Date: 25 July 2004
Venue: The Orpheum Theatre, Vancouver.

Reviewer: John Jane





Conductor: Larry O'Brien

Glenn Miller
1904 - 1944

The Glenn Miller Orchestra, now owned by Glenn Miller Productions has been in existence since Miller himself founded the band in 1938. The band now tours extensively in homage to its namesake and his distinctive sound.

Miller, whose devotees celebrated the 100th anniversary of his birth this year, was a trombone player, arranger and band leader, who when only forty, died in a plane crash over the English Channel at the end of WWII.

Larry O’Brien now leads the nineteen member band of high-calibre musicians who hail from Texas to Alaska and a number of states in between.

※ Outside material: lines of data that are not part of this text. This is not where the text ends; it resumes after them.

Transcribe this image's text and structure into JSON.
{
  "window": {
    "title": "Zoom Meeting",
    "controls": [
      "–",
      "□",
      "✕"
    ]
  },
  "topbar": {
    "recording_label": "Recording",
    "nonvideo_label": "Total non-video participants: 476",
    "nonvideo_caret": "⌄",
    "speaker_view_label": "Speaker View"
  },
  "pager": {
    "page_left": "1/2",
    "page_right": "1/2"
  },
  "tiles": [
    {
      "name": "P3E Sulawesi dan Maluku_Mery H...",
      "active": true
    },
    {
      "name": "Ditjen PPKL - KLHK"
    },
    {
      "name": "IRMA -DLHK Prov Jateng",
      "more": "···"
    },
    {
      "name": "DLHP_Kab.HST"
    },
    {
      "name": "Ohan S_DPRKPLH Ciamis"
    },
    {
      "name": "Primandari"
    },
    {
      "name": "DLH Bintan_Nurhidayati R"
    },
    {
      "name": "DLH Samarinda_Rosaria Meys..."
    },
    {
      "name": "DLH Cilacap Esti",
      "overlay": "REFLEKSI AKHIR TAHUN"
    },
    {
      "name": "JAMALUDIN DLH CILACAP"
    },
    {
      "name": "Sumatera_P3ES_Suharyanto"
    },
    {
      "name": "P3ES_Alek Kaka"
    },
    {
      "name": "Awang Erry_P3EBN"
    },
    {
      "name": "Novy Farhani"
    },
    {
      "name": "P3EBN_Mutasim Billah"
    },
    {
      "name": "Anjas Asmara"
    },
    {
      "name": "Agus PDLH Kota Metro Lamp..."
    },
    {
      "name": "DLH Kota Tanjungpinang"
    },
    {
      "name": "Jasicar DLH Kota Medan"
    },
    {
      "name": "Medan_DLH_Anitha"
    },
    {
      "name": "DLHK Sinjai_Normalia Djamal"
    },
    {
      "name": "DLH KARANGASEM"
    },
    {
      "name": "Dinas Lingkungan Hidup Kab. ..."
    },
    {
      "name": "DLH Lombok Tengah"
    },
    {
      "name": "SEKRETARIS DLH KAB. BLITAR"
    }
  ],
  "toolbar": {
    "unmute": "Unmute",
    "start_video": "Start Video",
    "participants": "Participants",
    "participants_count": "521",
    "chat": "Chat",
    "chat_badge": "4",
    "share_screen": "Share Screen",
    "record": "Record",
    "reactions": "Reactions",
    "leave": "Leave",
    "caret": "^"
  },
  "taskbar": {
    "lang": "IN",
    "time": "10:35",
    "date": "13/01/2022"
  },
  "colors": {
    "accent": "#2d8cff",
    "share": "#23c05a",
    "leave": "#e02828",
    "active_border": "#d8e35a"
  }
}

The troupe also includes two vocalists, Julia Rich and Nick Hilscher. The seventy-year-old musical director has assembled a group of musicians that seem capable of directing themselves.

O’Brien’s style can be described as ‘minimalist’. He rarely stands at centre stage, rather off to the side, tending to onstage details such as adjusting the microphones. His occasional subtle gestures might indicate the next soloist or shift in musical dynamics. O’Brien will frequently lend his trombone on a few tunes, as he did with ‘Danny Boy’ which also featured base player Aaron Miller. Base players are too often overlooked, but this young bassist was given every opportunity to be noticed.




The music was as smooth as silk. From the opening strains of ‘Moonlight Serenade’ right up to the encore, the band put the audience “In The Mood”. As one might expect, the guys stuck mostly with the standards - timeless tunes like ‘Little Brown Jug’, ‘Pennsylvania 6-5000', and ‘Tuxedo Junction’ that defined the Miller era. They also remained faithful to his original arrangements with thirteen musicians making up the brass section. The exception was my personal favourite, ‘Perfidia’, which featured the entire trombone unit.

Julia Rich & the band

Twenty-year band veteran from Nashville, Julia Rich, charmed the audience out of their seats with Gershwin’s ‘Fascinating Rhythm’. Rich’s voice was reminiscent of that of Marion Hutton - the ‘girl singer’ with the original orchestra.

Male vocalist Nick Hilscher who performed ‘At Last’ has the same easy singing style as our own Michael Bublé, but with a little less energy and flair.

Though Glenn Miller is no longer with us, his unique music certainly is. During his short lifetime, he brought the enjoyment of swing to millions of people and through the new Glenn Miller Orchestra. His legacy will continue for some time to come.

© 2004, John Jane